Director of Communications and Public Relations
College of Arts & Sciences
ATLANTA—A student and professor from Georgia State University are among the winning teams in an international competition to promote innovative ways to help kindergarten through 12th grade students get back on track with learning in the midst of the COVID-19 pandemic.
Joon Suh Choi, a Ph.D. student in the Department of Applied Linguistics & English as a Second Language, and Scott Crossley, a professor in the same department, were recognized for a software application they have been working on for about two years: The Automated Readability Tool for English (ARTE). ARTE is a free application that allows users to assess the reading level of text or other source material to help instructors ensure the material they are using matches the reading level of their students

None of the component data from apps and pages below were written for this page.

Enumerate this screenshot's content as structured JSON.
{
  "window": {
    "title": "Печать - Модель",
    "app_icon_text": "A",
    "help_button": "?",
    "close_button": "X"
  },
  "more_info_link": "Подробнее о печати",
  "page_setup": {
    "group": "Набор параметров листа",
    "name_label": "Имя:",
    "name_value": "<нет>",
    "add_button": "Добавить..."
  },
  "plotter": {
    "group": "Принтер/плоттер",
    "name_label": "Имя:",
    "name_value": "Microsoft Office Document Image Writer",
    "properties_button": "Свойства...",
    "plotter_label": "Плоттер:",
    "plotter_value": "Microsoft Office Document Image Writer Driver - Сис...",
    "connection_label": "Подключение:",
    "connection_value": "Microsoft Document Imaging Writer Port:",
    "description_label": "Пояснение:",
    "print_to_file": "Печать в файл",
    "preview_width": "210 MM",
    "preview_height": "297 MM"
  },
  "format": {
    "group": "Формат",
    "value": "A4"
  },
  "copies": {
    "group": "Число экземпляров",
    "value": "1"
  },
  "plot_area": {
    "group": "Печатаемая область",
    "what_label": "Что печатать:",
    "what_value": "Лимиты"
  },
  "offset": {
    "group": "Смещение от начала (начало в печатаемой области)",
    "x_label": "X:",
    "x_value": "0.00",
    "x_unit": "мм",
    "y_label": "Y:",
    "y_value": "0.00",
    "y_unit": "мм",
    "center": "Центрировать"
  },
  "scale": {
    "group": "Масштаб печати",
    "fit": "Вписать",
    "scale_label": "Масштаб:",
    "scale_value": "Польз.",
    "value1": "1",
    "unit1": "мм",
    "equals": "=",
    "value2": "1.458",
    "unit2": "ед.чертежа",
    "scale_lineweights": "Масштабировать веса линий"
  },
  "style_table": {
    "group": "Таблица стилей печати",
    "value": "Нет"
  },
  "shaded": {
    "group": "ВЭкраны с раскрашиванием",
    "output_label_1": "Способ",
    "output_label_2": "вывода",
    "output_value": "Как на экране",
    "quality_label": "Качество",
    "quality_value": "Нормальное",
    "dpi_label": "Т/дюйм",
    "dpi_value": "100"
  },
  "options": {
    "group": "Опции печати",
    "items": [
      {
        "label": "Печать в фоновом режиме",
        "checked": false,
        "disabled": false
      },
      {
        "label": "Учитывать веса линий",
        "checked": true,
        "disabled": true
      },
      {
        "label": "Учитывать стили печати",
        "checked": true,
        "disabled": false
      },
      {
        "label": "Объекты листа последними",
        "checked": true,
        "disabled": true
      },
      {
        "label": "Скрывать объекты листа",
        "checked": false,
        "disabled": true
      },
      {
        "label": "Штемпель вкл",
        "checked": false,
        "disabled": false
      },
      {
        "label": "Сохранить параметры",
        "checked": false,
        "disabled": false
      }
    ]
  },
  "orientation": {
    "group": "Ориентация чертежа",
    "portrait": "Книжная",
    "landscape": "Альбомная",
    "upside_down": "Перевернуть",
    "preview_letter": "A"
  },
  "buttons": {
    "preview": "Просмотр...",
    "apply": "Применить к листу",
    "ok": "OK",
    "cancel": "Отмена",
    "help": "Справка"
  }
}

“When it comes to learning how to read, we know it makes a difference when you’re paired with text that matches your reading ability,” Crossley said. “I think the potential impact can be huge if the technology is incorporated into learning technologies that we see being used on a grand scale during the pandemic.”
The project by Crossley and Choi was among 18 winning proposals selected by the Futures Forum on Learning Tools Competition. The pair received about $35,000 in prize money and will use the funds to continue development of the ARTE application.
The competition generated nearly 900 proposals from 55 countries, allowing entrepreneurs, teachers and researchers a chance to showcase innovative ways to accelerate learning recovery in the midst of the COVID-19 pandemic.
The educational tools developed by the winning teams have the potential to serve one million students by the end of 2021 and close to 20 million students within the next three years, according to estimates calculated by each team.
“We were very excited to find out we won because we knew it was going to be very competitive,” Choi said.
Choi, a native of Korea, said he witnessed first-hand the importance of readability technology while working at the Wolgye Library in Seoul, South Korea.
“Some children had difficulty choosing the right books,” Choi said. “A lot of students couldn’t get invested in reading and I felt one of the reasons was because the reading material was not appropriate for them in terms of difficulty or topics.”
Choi, who received his bachelor’s and master’s degrees in South Korea, said he came to Georgia State to pursue a Ph.D largely because of the work Crossley has done in the field of text comprehensibility.
Choi and Crossley said they plan to scale the ARTE app, adding new functions to make it more user friendly, including an application programming interface that will allow the app to be integrated into other learning technologies, and expanding the number of readability formulas supported by the app. The newer formulas will allow the program to more accurately predict the reading level of the material.
“What we’re trying to do through this project is to make everything more accessible,” Crossley said. “We want other educational engineers or websites to be able to use this technology. We hope by making these readability formulas readily available and accessible to teachers and students, we can better inform how texts are selected and how they are matched with students.”